Rolf Art presented within the framework of the 35th São Paulo Biennale Choreographies of the Impossible, an anthological exhibition by Marcelo Brodsky, curated by Márcio Seligmann-Silva at the Museu Judaico de São Paulo.


Marcelo Brodsky: Exiles, Ruins, Resistances brings together a selection of Marcelo Brodsky's most iconic works and essays such as Good Memory (1996), Nexus (2001), Fields (2001), I Pray with my Feet (2014), 1968: The Fire of Ideas (2014-2018), Migrants (2016), Opening Bridges (2019-2020), Traces of Violence (2021) among others, which address sensitive themes such as memory, resistance and human rights through photographs, videos and installations.


With a wide international presence throughout his 40-year career – including exhibitions and works in collections of renowned museums– the Argentine photographer has rescued, curated and re-signified photographs, transforming the records, from anonymous to familiar (such as the portraits of his brother, disappeared during the dictatorship), into a graphic work that involves colors, marks and legends.

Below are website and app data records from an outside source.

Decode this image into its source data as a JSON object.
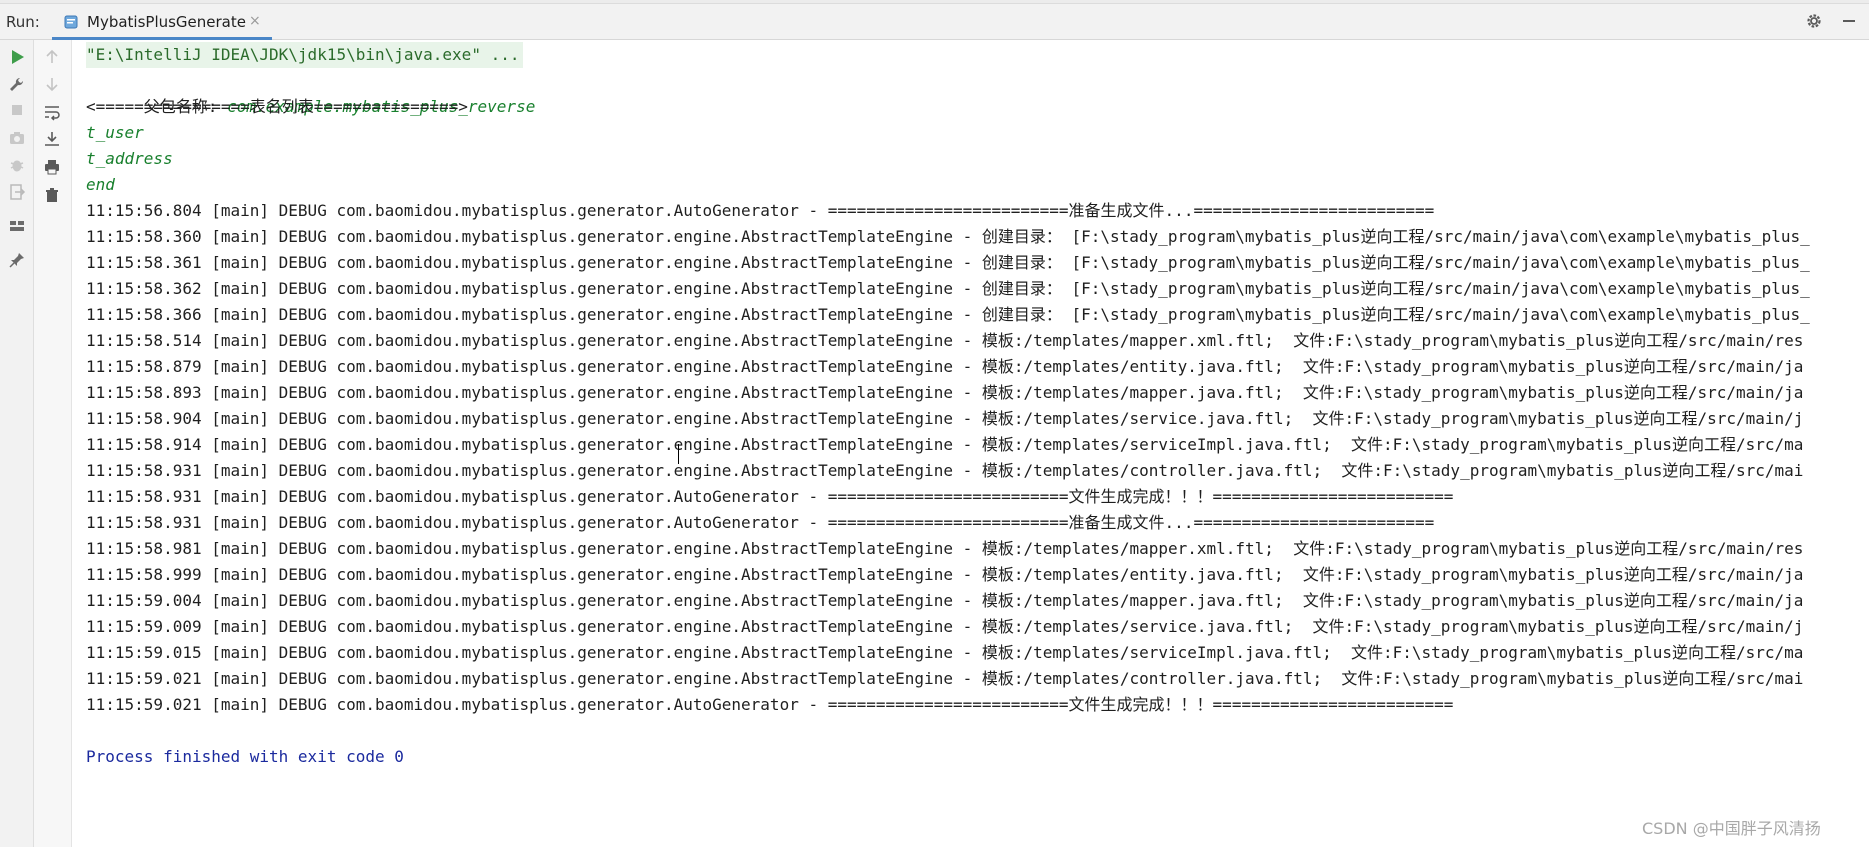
{
  "header": {
    "run_label": "Run:",
    "tab_title": "MybatisPlusGenerate",
    "tab_close": "×",
    "accent": "#4a86c7"
  },
  "toolbar": {
    "left_icons": [
      "run-icon",
      "wrench-icon",
      "stop-icon",
      "camera-icon",
      "exit-icon",
      "layout-icon",
      "pin-icon"
    ],
    "right_icons": [
      "up-arrow-icon",
      "down-arrow-icon",
      "soft-wrap-icon",
      "scroll-to-end-icon",
      "print-icon",
      "trash-icon"
    ]
  },
  "console": {
    "command": "\"E:\\IntelliJ IDEA\\JDK\\jdk15\\bin\\java.exe\" ...",
    "package_label": "父包名称: ",
    "package_value": "com.example.mybatis_plus_reverse",
    "table_list_header": "<================表名列表===============>",
    "tables": [
      "t_user",
      "t_address",
      "end"
    ],
    "log_lines": [
      "11:15:56.804 [main] DEBUG com.baomidou.mybatisplus.generator.AutoGenerator - =========================准备生成文件...=========================",
      "11:15:58.360 [main] DEBUG com.baomidou.mybatisplus.generator.engine.AbstractTemplateEngine - 创建目录： [F:\\stady_program\\mybatis_plus逆向工程/src/main/java\\com\\example\\mybatis_plus_",
      "11:15:58.361 [main] DEBUG com.baomidou.mybatisplus.generator.engine.AbstractTemplateEngine - 创建目录： [F:\\stady_program\\mybatis_plus逆向工程/src/main/java\\com\\example\\mybatis_plus_",
      "11:15:58.362 [main] DEBUG com.baomidou.mybatisplus.generator.engine.AbstractTemplateEngine - 创建目录： [F:\\stady_program\\mybatis_plus逆向工程/src/main/java\\com\\example\\mybatis_plus_",
      "11:15:58.366 [main] DEBUG com.baomidou.mybatisplus.generator.engine.AbstractTemplateEngine - 创建目录： [F:\\stady_program\\mybatis_plus逆向工程/src/main/java\\com\\example\\mybatis_plus_",
      "11:15:58.514 [main] DEBUG com.baomidou.mybatisplus.generator.engine.AbstractTemplateEngine - 模板:/templates/mapper.xml.ftl;  文件:F:\\stady_program\\mybatis_plus逆向工程/src/main/res",
      "11:15:58.879 [main] DEBUG com.baomidou.mybatisplus.generator.engine.AbstractTemplateEngine - 模板:/templates/entity.java.ftl;  文件:F:\\stady_program\\mybatis_plus逆向工程/src/main/ja",
      "11:15:58.893 [main] DEBUG com.baomidou.mybatisplus.generator.engine.AbstractTemplateEngine - 模板:/templates/mapper.java.ftl;  文件:F:\\stady_program\\mybatis_plus逆向工程/src/main/ja",
      "11:15:58.904 [main] DEBUG com.baomidou.mybatisplus.generator.engine.AbstractTemplateEngine - 模板:/templates/service.java.ftl;  文件:F:\\stady_program\\mybatis_plus逆向工程/src/main/j",
      "11:15:58.914 [main] DEBUG com.baomidou.mybatisplus.generator.engine.AbstractTemplateEngine - 模板:/templates/serviceImpl.java.ftl;  文件:F:\\stady_program\\mybatis_plus逆向工程/src/ma",
      "11:15:58.931 [main] DEBUG com.baomidou.mybatisplus.generator.engine.AbstractTemplateEngine - 模板:/templates/controller.java.ftl;  文件:F:\\stady_program\\mybatis_plus逆向工程/src/mai",
      "11:15:58.931 [main] DEBUG com.baomidou.mybatisplus.generator.AutoGenerator - =========================文件生成完成！！！=========================",
      "11:15:58.931 [main] DEBUG com.baomidou.mybatisplus.generator.AutoGenerator - =========================准备生成文件...=========================",
      "11:15:58.981 [main] DEBUG com.baomidou.mybatisplus.generator.engine.AbstractTemplateEngine - 模板:/templates/mapper.xml.ftl;  文件:F:\\stady_program\\mybatis_plus逆向工程/src/main/res",
      "11:15:58.999 [main] DEBUG com.baomidou.mybatisplus.generator.engine.AbstractTemplateEngine - 模板:/templates/entity.java.ftl;  文件:F:\\stady_program\\mybatis_plus逆向工程/src/main/ja",
      "11:15:59.004 [main] DEBUG com.baomidou.mybatisplus.generator.engine.AbstractTemplateEngine - 模板:/templates/mapper.java.ftl;  文件:F:\\stady_program\\mybatis_plus逆向工程/src/main/ja",
      "11:15:59.009 [main] DEBUG com.baomidou.mybatisplus.generator.engine.AbstractTemplateEngine - 模板:/templates/service.java.ftl;  文件:F:\\stady_program\\mybatis_plus逆向工程/src/main/j",
      "11:15:59.015 [main] DEBUG com.baomidou.mybatisplus.generator.engine.AbstractTemplateEngine - 模板:/templates/serviceImpl.java.ftl;  文件:F:\\stady_program\\mybatis_plus逆向工程/src/ma",
      "11:15:59.021 [main] DEBUG com.baomidou.mybatisplus.generator.engine.AbstractTemplateEngine - 模板:/templates/controller.java.ftl;  文件:F:\\stady_program\\mybatis_plus逆向工程/src/mai",
      "11:15:59.021 [main] DEBUG com.baomidou.mybatisplus.generator.AutoGenerator - =========================文件生成完成！！！========================="
    ],
    "process_finished": "Process finished with exit code 0"
  },
  "watermark": "CSDN @中国胖子风清扬"
}
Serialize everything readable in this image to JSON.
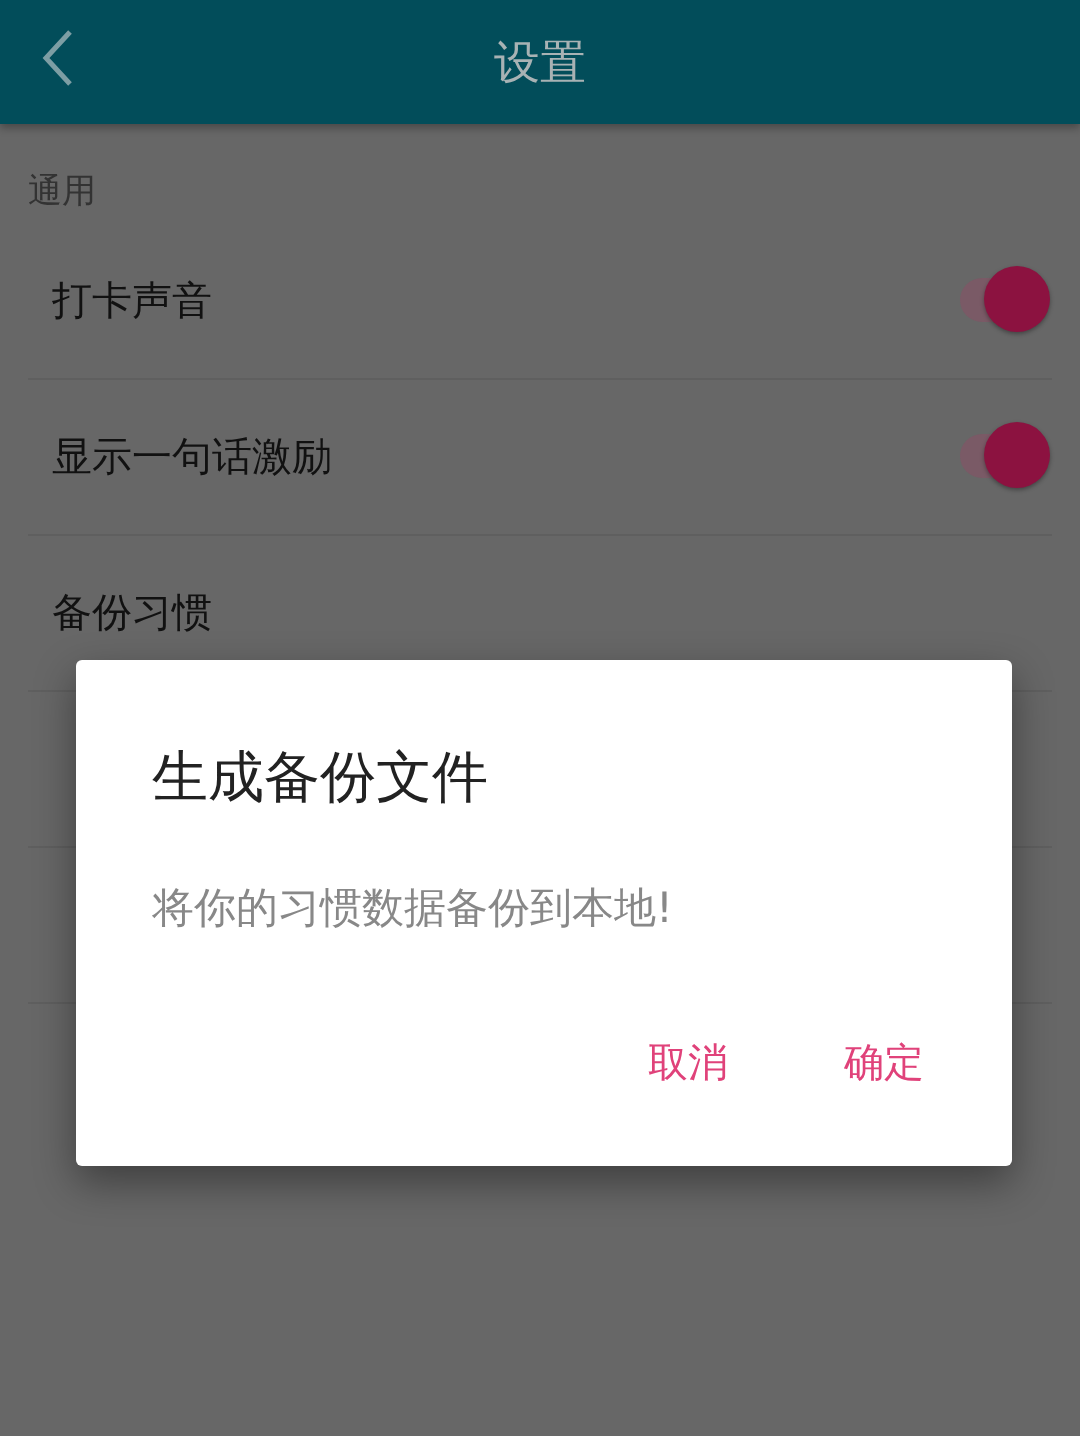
{
  "header": {
    "title": "设置"
  },
  "section": "通用",
  "rows": [
    {
      "kind": "toggle",
      "label": "打卡声音",
      "on": true
    },
    {
      "kind": "toggle",
      "label": "显示一句话激励",
      "on": true
    },
    {
      "kind": "plain",
      "label": "备份习惯"
    }
  ],
  "dialog": {
    "title": "生成备份文件",
    "message": "将你的习惯数据备份到本地!",
    "buttons": [
      "取消",
      "确定"
    ]
  }
}
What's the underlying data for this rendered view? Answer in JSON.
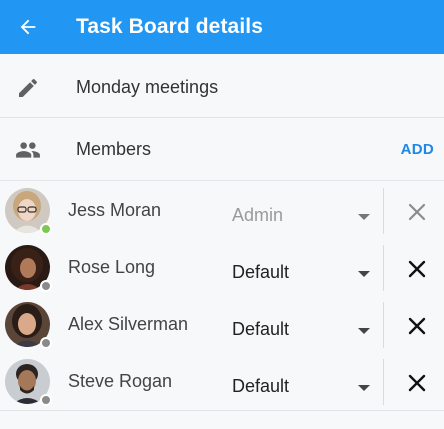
{
  "appbar": {
    "title": "Task Board details",
    "back_icon": "arrow-left-icon",
    "background": "#2196f3"
  },
  "board": {
    "name": "Monday meetings",
    "icon": "pencil-icon"
  },
  "members_section": {
    "label": "Members",
    "icon": "group-icon",
    "add_label": "ADD",
    "accent": "#1e88e5"
  },
  "members": [
    {
      "name": "Jess Moran",
      "role": "Admin",
      "role_editable": false,
      "status": "online",
      "status_color": "#7dc852",
      "removable": false
    },
    {
      "name": "Rose Long",
      "role": "Default",
      "role_editable": true,
      "status": "offline",
      "status_color": "#8a8a8a",
      "removable": true
    },
    {
      "name": "Alex Silverman",
      "role": "Default",
      "role_editable": true,
      "status": "offline",
      "status_color": "#8a8a8a",
      "removable": true
    },
    {
      "name": "Steve Rogan",
      "role": "Default",
      "role_editable": true,
      "status": "offline",
      "status_color": "#8a8a8a",
      "removable": true
    }
  ]
}
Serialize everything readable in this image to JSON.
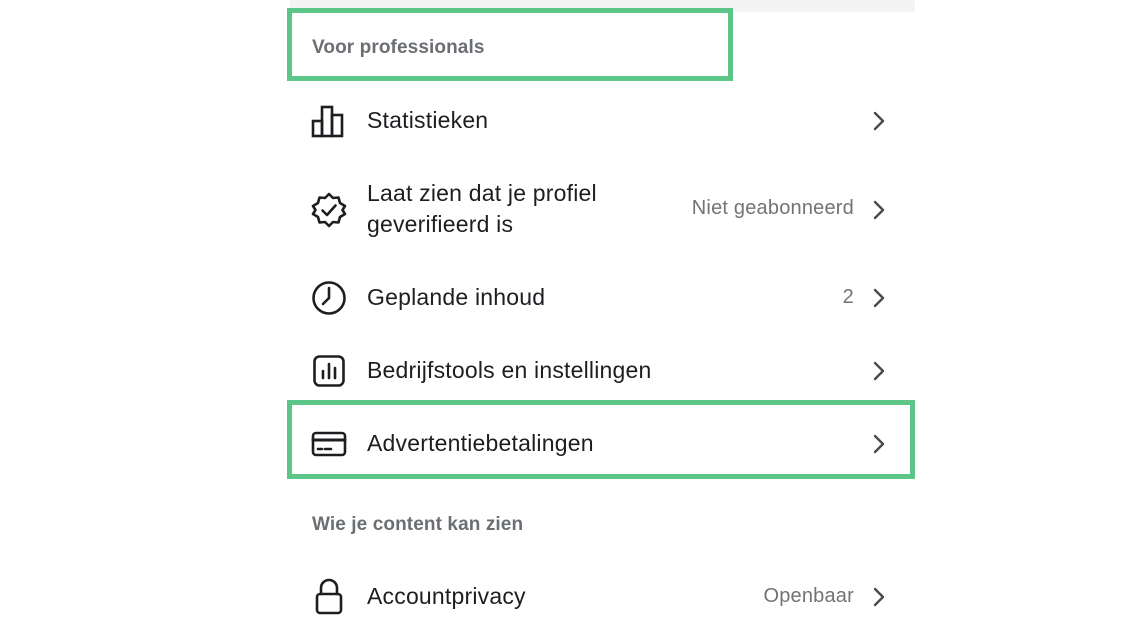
{
  "section_professionals": {
    "title": "Voor professionals"
  },
  "items": [
    {
      "label": "Statistieken",
      "meta": "",
      "icon": "bar-chart-icon"
    },
    {
      "label_line1": "Laat zien dat je profiel",
      "label_line2": "geverifieerd is",
      "meta": "Niet geabonneerd",
      "icon": "verified-badge-icon"
    },
    {
      "label": "Geplande inhoud",
      "meta": "2",
      "icon": "clock-icon"
    },
    {
      "label": "Bedrijfstools en instellingen",
      "meta": "",
      "icon": "business-tools-icon"
    },
    {
      "label": "Advertentiebetalingen",
      "meta": "",
      "icon": "credit-card-icon"
    }
  ],
  "section_visibility": {
    "title": "Wie je content kan zien"
  },
  "privacy_item": {
    "label": "Accountprivacy",
    "meta": "Openbaar",
    "icon": "lock-icon"
  },
  "colors": {
    "highlight": "#5cc689",
    "text": "#1c1e21",
    "muted": "#737373"
  }
}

The exhibition has three axes, the first is the theme of Exiles, with series such as Migrants - In the Mediterranean and Opening Bridges, dealing with humanitarian problems and the refugee issue. In the second axis, Ruins, he presents the series Remains - Rubble - AMIA in reference to the terrorist attack suffered by the Asociación Mutual Israelita Argentina in 1994, which left 85 dead. In Resistances, the third axis, he opens a new perspective beyond the stories of violence captured by his lens, for example: interventions showing injustices during the dictatorship in Latin America, gender and racial issues in the United States and around the world.

In the series 1968, the fire of ideas, made between 2014 and 2018, the photographer works with dozens of archival images of the student and workers' mobilizations that took place around the world in that emblematic year. "Brodsky establishes connections between dreams and demonstrations. Resistance and struggle," says Seligmann-Silva.


The exhibition also includes his work Good Memory, from 1997, and one of his most recent series, Traces of Violence, from 2021, which shows photographs of the genocide that took place in Namibia at the beginning of the 20th century, then a German colony in Africa. From these images, the photographer works with a series of appropriations and insertions into historical records to talk about colonialism, a hot topic explored in other projects throughout his career.